PROVIDED INFORMATION:

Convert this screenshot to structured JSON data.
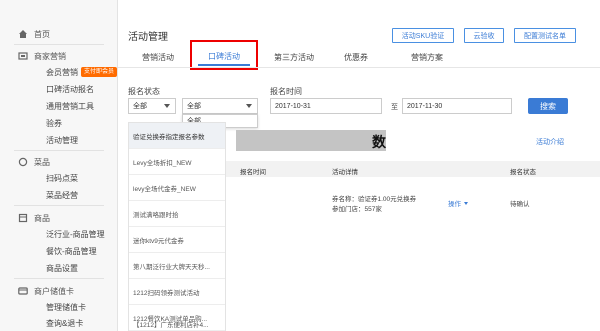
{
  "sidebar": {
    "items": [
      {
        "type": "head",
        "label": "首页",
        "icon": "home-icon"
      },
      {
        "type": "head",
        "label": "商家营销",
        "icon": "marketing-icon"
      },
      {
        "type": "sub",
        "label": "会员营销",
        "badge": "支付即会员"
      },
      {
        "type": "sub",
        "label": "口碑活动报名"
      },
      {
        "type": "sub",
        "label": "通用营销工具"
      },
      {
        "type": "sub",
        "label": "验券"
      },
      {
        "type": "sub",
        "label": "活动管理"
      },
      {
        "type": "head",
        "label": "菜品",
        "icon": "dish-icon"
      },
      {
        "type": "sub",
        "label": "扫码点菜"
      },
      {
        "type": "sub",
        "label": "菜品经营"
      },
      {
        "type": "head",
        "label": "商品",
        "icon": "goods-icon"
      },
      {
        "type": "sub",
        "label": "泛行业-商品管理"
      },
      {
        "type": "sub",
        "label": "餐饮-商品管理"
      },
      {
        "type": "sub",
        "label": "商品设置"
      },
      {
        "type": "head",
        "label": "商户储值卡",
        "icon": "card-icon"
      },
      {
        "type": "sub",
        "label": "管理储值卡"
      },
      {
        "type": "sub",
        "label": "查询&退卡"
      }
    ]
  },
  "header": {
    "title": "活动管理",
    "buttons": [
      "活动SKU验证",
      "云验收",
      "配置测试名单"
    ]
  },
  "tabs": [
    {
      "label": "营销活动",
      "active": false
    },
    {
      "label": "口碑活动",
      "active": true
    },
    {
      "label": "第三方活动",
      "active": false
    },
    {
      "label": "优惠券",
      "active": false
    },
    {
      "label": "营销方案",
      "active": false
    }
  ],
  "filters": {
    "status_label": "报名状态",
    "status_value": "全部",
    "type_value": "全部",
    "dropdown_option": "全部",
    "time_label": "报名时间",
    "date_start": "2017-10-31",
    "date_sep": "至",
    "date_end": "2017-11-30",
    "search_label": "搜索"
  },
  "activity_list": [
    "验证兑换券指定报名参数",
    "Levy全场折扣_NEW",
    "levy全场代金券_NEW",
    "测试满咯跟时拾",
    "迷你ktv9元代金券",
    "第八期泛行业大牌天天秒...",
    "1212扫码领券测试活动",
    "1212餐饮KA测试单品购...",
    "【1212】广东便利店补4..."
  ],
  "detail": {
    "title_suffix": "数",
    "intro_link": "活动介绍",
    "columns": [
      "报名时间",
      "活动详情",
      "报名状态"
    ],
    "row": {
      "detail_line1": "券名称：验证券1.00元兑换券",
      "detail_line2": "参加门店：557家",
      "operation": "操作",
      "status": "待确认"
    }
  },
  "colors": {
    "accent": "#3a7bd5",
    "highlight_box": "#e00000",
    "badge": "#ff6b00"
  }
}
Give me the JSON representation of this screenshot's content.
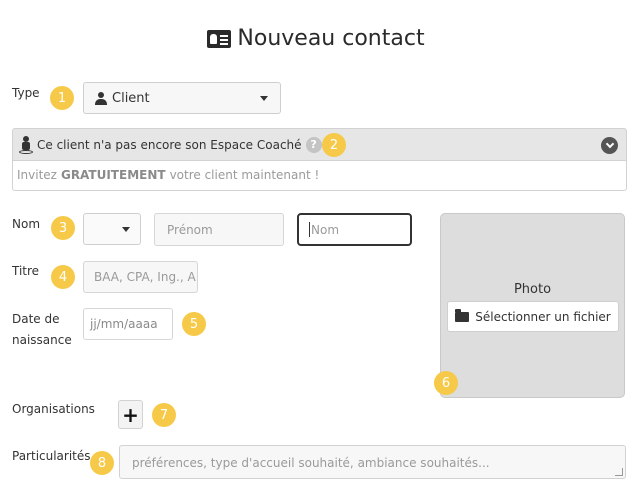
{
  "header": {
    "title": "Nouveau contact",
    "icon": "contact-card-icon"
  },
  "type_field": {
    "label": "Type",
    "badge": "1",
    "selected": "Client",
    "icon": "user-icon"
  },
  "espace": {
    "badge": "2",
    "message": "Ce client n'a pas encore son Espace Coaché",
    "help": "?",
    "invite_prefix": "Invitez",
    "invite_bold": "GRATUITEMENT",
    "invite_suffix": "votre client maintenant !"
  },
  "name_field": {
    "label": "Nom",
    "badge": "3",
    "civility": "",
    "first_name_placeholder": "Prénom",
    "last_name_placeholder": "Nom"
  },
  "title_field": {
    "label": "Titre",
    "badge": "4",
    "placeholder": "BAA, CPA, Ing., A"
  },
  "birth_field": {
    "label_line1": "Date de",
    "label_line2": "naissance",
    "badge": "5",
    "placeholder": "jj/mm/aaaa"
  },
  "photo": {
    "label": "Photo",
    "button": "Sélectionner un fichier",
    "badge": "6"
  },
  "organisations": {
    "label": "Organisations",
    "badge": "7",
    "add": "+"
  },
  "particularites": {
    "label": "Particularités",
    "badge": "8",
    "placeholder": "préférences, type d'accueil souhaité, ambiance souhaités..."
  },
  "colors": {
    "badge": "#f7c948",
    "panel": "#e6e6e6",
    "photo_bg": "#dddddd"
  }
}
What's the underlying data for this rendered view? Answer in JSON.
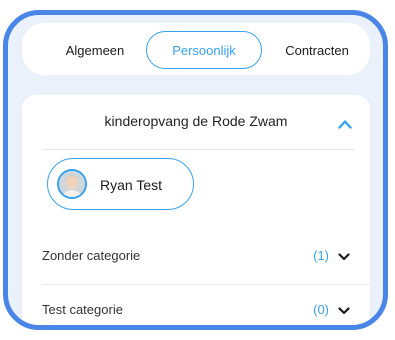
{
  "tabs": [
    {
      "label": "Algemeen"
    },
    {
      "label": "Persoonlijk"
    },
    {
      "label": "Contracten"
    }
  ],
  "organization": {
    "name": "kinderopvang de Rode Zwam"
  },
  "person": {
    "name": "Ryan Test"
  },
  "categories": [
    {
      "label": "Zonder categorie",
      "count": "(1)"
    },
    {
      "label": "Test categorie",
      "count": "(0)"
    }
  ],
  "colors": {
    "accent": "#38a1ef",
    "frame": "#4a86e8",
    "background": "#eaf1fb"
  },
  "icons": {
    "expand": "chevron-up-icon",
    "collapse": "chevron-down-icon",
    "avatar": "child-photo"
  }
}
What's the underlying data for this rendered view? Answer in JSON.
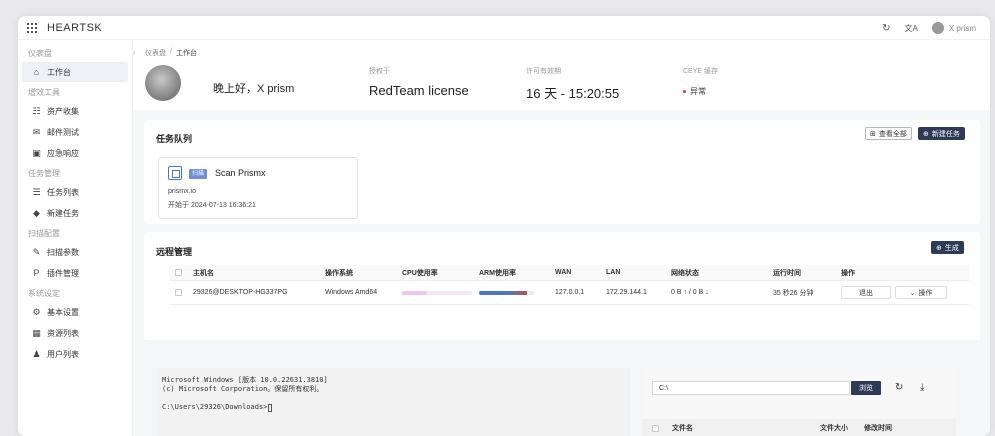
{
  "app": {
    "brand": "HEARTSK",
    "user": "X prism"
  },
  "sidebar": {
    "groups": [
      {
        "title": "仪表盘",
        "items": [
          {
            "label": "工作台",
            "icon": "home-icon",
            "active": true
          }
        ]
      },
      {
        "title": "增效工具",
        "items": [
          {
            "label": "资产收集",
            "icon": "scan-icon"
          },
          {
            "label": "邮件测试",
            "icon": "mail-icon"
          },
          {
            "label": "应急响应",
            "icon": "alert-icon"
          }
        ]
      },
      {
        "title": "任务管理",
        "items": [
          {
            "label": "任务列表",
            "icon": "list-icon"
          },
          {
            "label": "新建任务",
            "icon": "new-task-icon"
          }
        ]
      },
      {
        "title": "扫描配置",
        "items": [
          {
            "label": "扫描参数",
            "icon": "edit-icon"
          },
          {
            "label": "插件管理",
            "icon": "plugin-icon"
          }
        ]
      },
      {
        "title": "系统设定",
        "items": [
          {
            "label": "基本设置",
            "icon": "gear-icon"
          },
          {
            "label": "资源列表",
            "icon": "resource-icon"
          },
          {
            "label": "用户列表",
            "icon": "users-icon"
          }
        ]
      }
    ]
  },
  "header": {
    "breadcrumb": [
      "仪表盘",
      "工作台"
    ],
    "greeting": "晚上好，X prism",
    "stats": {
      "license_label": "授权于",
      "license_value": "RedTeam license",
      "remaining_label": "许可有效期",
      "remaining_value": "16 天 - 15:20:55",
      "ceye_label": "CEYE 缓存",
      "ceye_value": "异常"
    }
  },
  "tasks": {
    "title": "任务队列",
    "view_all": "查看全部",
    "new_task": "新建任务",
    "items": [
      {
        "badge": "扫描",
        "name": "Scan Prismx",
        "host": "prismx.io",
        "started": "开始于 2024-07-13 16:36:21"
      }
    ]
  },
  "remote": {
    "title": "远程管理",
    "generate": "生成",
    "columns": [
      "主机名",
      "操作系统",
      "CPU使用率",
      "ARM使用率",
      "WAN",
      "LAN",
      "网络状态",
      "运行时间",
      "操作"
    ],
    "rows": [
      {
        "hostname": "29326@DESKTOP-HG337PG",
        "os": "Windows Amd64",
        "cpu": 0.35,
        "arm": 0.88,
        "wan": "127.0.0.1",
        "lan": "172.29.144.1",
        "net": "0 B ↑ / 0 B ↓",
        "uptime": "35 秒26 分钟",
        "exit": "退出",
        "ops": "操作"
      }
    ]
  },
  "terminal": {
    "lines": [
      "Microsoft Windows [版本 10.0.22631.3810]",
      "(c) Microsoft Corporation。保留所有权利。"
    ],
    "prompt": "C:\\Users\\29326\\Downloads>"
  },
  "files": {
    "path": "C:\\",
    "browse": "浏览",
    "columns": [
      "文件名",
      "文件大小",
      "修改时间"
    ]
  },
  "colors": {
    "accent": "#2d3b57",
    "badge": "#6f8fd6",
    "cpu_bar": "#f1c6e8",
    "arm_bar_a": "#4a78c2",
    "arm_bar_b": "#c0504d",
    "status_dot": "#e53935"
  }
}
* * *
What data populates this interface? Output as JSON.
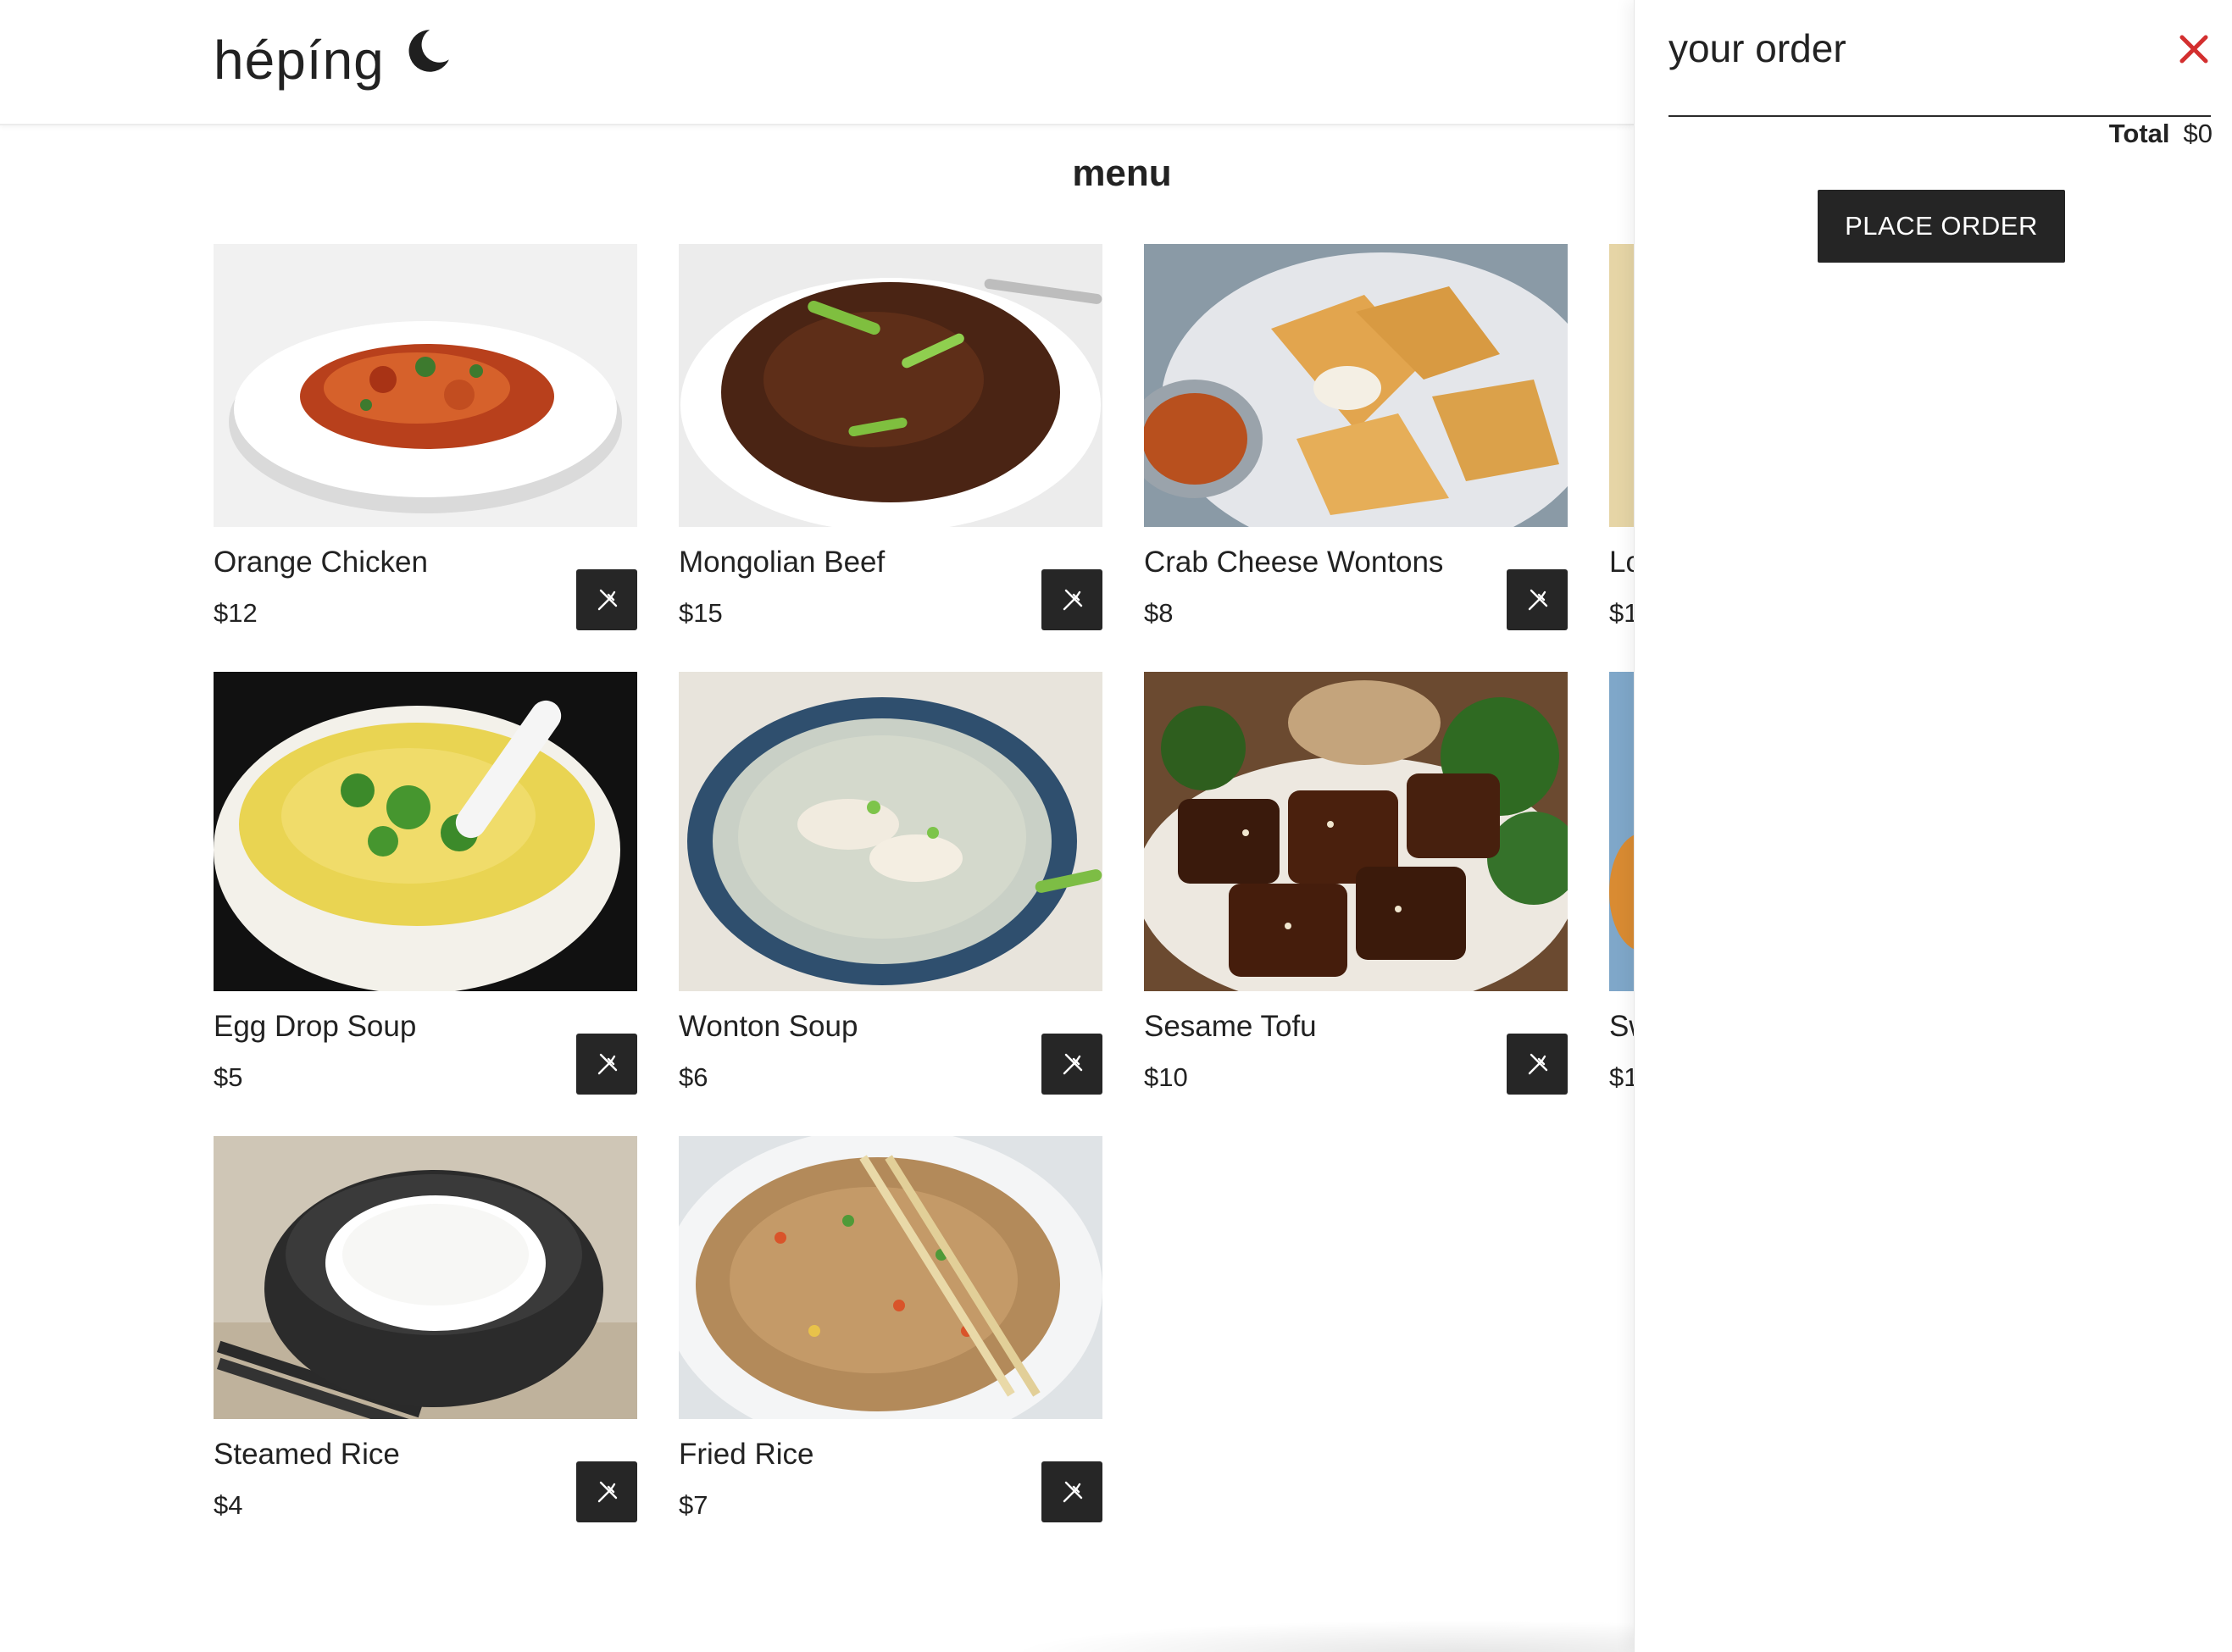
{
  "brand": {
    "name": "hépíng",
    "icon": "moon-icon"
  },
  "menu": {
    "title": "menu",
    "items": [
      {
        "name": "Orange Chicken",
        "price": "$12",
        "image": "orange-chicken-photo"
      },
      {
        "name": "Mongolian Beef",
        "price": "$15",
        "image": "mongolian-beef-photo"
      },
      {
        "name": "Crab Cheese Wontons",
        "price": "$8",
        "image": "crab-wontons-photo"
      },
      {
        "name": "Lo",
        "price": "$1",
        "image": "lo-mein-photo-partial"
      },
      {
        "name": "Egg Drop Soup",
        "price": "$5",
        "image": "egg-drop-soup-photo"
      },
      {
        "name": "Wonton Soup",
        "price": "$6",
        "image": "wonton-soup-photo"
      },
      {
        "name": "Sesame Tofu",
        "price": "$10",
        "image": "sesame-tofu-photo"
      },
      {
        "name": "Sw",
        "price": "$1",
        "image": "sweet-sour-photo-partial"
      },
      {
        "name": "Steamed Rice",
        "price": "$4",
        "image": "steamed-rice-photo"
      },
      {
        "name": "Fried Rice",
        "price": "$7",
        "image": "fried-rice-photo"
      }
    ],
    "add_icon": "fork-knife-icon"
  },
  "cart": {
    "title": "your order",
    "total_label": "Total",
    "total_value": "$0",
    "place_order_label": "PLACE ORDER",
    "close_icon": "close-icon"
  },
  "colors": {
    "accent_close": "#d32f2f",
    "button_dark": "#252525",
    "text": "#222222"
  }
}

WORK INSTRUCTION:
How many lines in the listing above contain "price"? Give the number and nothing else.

SOLUTION:
10